▽

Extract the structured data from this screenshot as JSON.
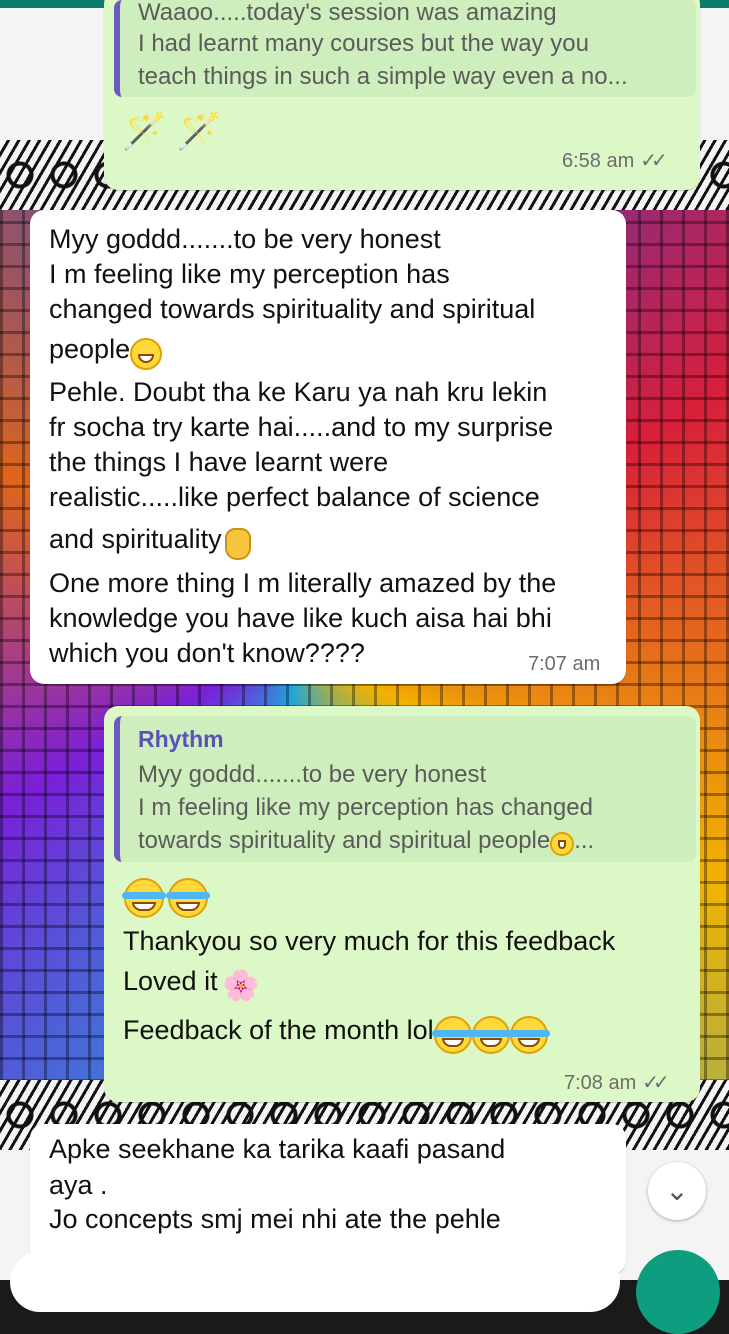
{
  "messages": [
    {
      "quote_line1": "Waaoo.....today's session was amazing",
      "quote_line2": "I had learnt many courses but the way you",
      "quote_line3": "teach things in such a simple way even a no...",
      "wands": "🪄 🪄",
      "time": "6:58 am",
      "ticks": "✓✓"
    },
    {
      "lines": [
        "Myy goddd.......to be very honest",
        "I m feeling like my perception has",
        "changed towards spirituality and spiritual",
        "people",
        "Pehle. Doubt tha ke Karu ya nah kru lekin",
        "fr socha try karte hai.....and to my surprise",
        "the things I have learnt were",
        "realistic.....like perfect balance of science",
        "and spirituality",
        "One more thing I m literally amazed by the",
        "knowledge you have like kuch aisa hai bhi",
        "which you don't know????"
      ],
      "time": "7:07 am"
    },
    {
      "quote_name": "Rhythm",
      "quote_line1": "Myy goddd.......to be very honest",
      "quote_line2": "I m feeling like my perception has changed",
      "quote_line3": "towards spirituality and spiritual people",
      "quote_ellipsis": "...",
      "lines": [
        "Thankyou so very much for this feedback",
        "Loved it",
        "Feedback of the month lol"
      ],
      "flower": "🌸",
      "time": "7:08 am",
      "ticks": "✓✓"
    },
    {
      "lines": [
        "Apke seekhane ka tarika kaafi pasand",
        "aya .",
        "Jo concepts smj mei nhi ate the pehle"
      ]
    }
  ],
  "controls": {
    "scroll_down_icon": "double-chevron-down-icon",
    "scroll_down_glyph": "⌄"
  },
  "colors": {
    "outgoing_bubble": "#dcf8c6",
    "incoming_bubble": "#ffffff",
    "quote_author": "#5b52b8",
    "fab": "#0f9d7f"
  }
}
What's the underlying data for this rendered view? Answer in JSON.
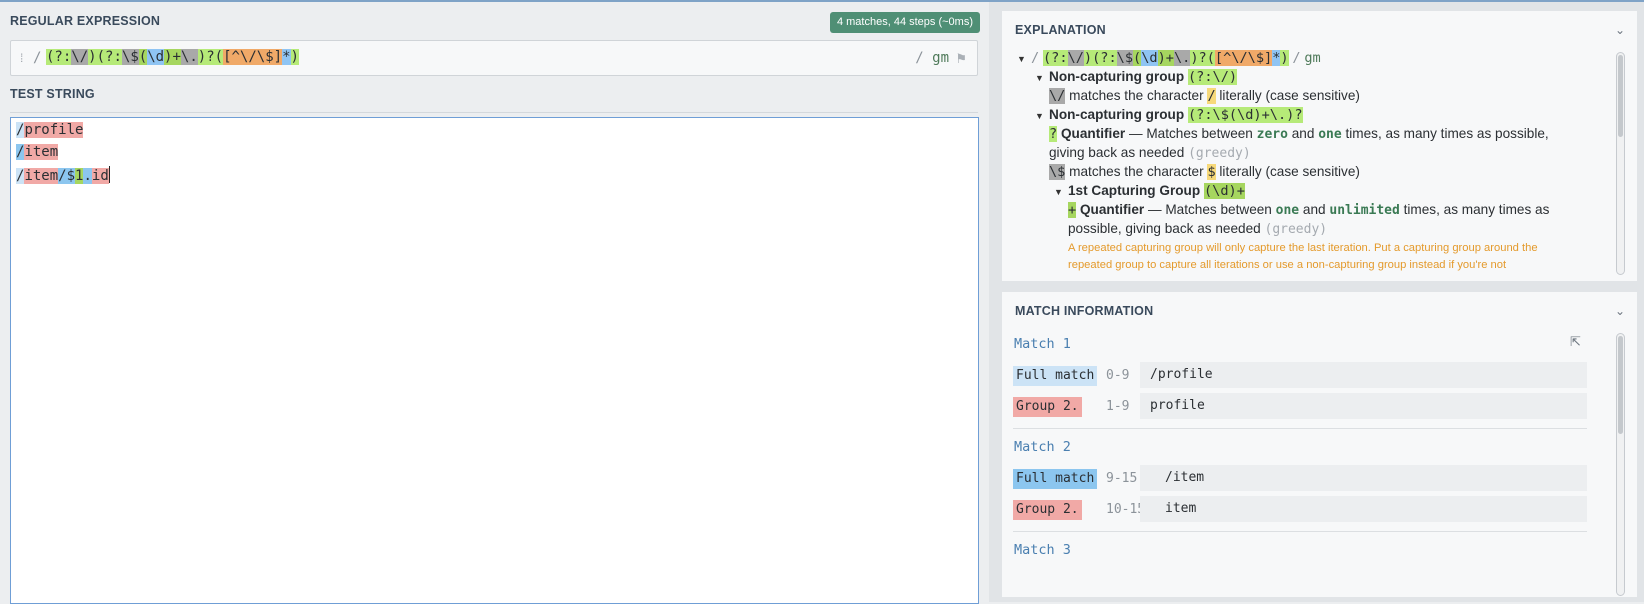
{
  "regex_section": {
    "title": "REGULAR EXPRESSION",
    "badge": "4 matches, 44 steps (~0ms)",
    "delimiter": "/",
    "flags": "gm",
    "tokens": [
      {
        "t": "(?:",
        "c": "g"
      },
      {
        "t": "\\/",
        "c": "dk"
      },
      {
        "t": ")",
        "c": "g"
      },
      {
        "t": "(?:",
        "c": "g"
      },
      {
        "t": "\\$",
        "c": "dk"
      },
      {
        "t": "(",
        "c": "ol"
      },
      {
        "t": "\\d",
        "c": "bl"
      },
      {
        "t": ")+",
        "c": "ol"
      },
      {
        "t": "\\.",
        "c": "dk"
      },
      {
        "t": ")?",
        "c": "g"
      },
      {
        "t": "(",
        "c": "g"
      },
      {
        "t": "[^\\/\\$]",
        "c": "or"
      },
      {
        "t": "*",
        "c": "bl"
      },
      {
        "t": ")",
        "c": "g"
      }
    ]
  },
  "test_section": {
    "title": "TEST STRING",
    "lines": [
      [
        {
          "t": "/",
          "c": "lb"
        },
        {
          "t": "profile",
          "c": "rd"
        }
      ],
      [
        {
          "t": "/",
          "c": "bm"
        },
        {
          "t": "item",
          "c": "rd"
        }
      ],
      [
        {
          "t": "/",
          "c": "lb"
        },
        {
          "t": "item",
          "c": "rd"
        },
        {
          "t": "/$",
          "c": "bm"
        },
        {
          "t": "1",
          "c": "ol"
        },
        {
          "t": ".",
          "c": "bm"
        },
        {
          "t": "id",
          "c": "rd"
        }
      ]
    ]
  },
  "explanation": {
    "title": "EXPLANATION",
    "root_flags": "gm",
    "ncg1": {
      "label": "Non-capturing group",
      "token": "(?:\\/)"
    },
    "slash_literal": {
      "token": "\\/",
      "text_a": "matches the character",
      "char": "/",
      "text_b": "literally (case sensitive)"
    },
    "ncg2": {
      "label": "Non-capturing group",
      "token": "(?:\\$(\\d)+\\.)?"
    },
    "q1": {
      "token": "?",
      "label": "Quantifier",
      "text_a": "— Matches between",
      "kw1": "zero",
      "text_and": "and",
      "kw2": "one",
      "text_b": "times, as many times as possible,",
      "text_c": "giving back as needed",
      "greedy": "(greedy)"
    },
    "dollar_literal": {
      "token": "\\$",
      "text_a": "matches the character",
      "char": "$",
      "text_b": "literally (case sensitive)"
    },
    "cg1": {
      "label": "1st Capturing Group",
      "token": "(\\d)+"
    },
    "q2": {
      "token": "+",
      "label": "Quantifier",
      "text_a": "— Matches between",
      "kw1": "one",
      "text_and": "and",
      "kw2": "unlimited",
      "text_b": "times, as many times as",
      "text_c": "possible, giving back as needed",
      "greedy": "(greedy)"
    },
    "warning_1": "A repeated capturing group will only capture the last iteration. Put a capturing group around the",
    "warning_2": "repeated group to capture all iterations or use a non-capturing group instead if you're not"
  },
  "match_info": {
    "title": "MATCH INFORMATION",
    "matches": [
      {
        "title": "Match 1",
        "rows": [
          {
            "label": "Full match",
            "range": "0-9",
            "value": "/profile",
            "color": "#cce3f6"
          },
          {
            "label": "Group 2.",
            "range": "1-9",
            "value": "profile",
            "color": "#f1a9a6"
          }
        ]
      },
      {
        "title": "Match 2",
        "rows": [
          {
            "label": "Full match",
            "range": "9-15",
            "value": "/item",
            "color": "#8cc6ef"
          },
          {
            "label": "Group 2.",
            "range": "10-15",
            "value": "item",
            "color": "#f1a9a6"
          }
        ]
      },
      {
        "title": "Match 3",
        "rows": []
      }
    ]
  },
  "colors": {
    "badge": "#4f8f75",
    "accent": "#4a7fb0",
    "warning": "#e49a2c"
  }
}
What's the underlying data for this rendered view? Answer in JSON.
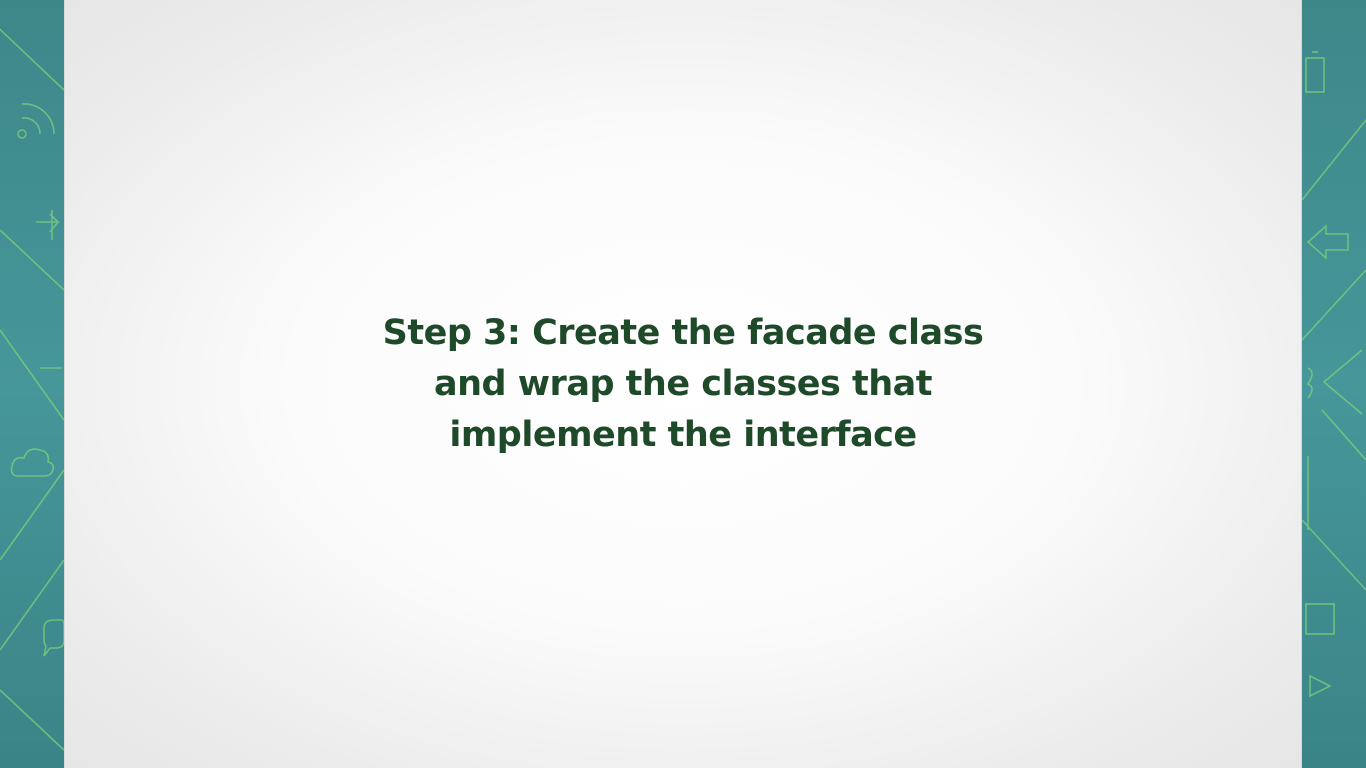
{
  "slide": {
    "lines": [
      "Step 3: Create the facade class",
      "and wrap the classes that",
      "implement the interface"
    ]
  },
  "colors": {
    "side_panel": "#3f8a8c",
    "doodle_stroke": "#7fd07a",
    "slide_background": "#ffffff",
    "title_text": "#1f4a2a"
  },
  "icons": {
    "left_panel": [
      "wifi-icon",
      "arrow-right-icon",
      "cloud-icon",
      "chat-bubble-icon"
    ],
    "right_panel": [
      "battery-icon",
      "arrow-left-icon",
      "chevron-left-icon",
      "square-icon",
      "play-icon"
    ]
  }
}
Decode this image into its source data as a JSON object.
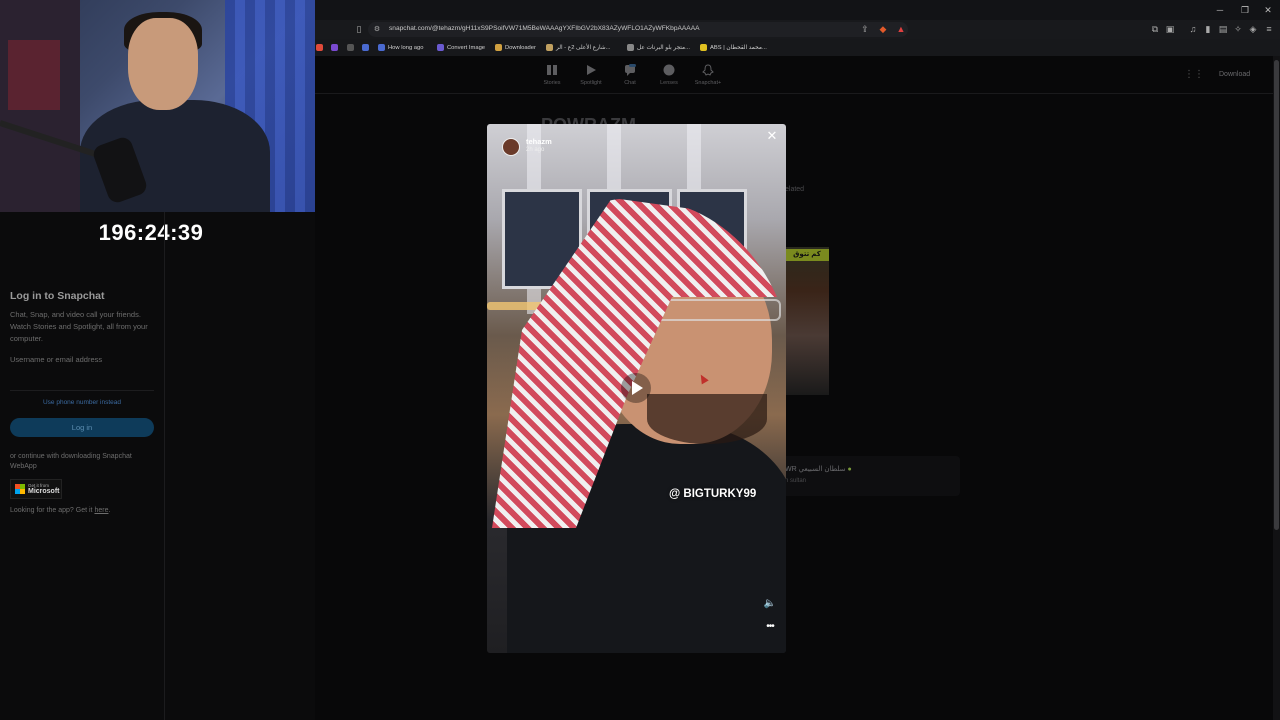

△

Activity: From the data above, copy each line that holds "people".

Response for this exercise:
        "people",
      "quote_line3": "towards spirituality and spiritual people",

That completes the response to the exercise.